-- Data for this task follows --

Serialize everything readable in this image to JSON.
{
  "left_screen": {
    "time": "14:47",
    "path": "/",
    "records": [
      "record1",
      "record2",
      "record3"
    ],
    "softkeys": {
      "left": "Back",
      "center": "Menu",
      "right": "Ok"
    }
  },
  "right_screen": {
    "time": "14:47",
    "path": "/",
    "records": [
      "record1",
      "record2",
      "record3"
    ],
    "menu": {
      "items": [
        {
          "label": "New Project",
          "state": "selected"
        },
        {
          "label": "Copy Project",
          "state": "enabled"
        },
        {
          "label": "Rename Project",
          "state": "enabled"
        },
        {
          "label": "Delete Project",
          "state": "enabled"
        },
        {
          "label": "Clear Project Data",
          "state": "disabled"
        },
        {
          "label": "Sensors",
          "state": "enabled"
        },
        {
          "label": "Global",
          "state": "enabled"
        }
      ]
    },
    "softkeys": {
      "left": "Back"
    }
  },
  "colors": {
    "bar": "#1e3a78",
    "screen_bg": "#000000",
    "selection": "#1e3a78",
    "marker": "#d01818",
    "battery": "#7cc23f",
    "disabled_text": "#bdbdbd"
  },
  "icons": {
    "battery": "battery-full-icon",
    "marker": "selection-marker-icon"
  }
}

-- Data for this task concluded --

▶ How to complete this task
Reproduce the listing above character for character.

▶ Response
Serialize everything readable in this image to JSON.
{
  "left_screen": {
    "time": "14:47",
    "path": "/",
    "records": [
      "record1",
      "record2",
      "record3"
    ],
    "softkeys": {
      "left": "Back",
      "center": "Menu",
      "right": "Ok"
    }
  },
  "right_screen": {
    "time": "14:47",
    "path": "/",
    "records": [
      "record1",
      "record2",
      "record3"
    ],
    "menu": {
      "items": [
        {
          "label": "New Project",
          "state": "selected"
        },
        {
          "label": "Copy Project",
          "state": "enabled"
        },
        {
          "label": "Rename Project",
          "state": "enabled"
        },
        {
          "label": "Delete Project",
          "state": "enabled"
        },
        {
          "label": "Clear Project Data",
          "state": "disabled"
        },
        {
          "label": "Sensors",
          "state": "enabled"
        },
        {
          "label": "Global",
          "state": "enabled"
        }
      ]
    },
    "softkeys": {
      "left": "Back"
    }
  },
  "colors": {
    "bar": "#1e3a78",
    "screen_bg": "#000000",
    "selection": "#1e3a78",
    "marker": "#d01818",
    "battery": "#7cc23f",
    "disabled_text": "#bdbdbd"
  },
  "icons": {
    "battery": "battery-full-icon",
    "marker": "selection-marker-icon"
  }
}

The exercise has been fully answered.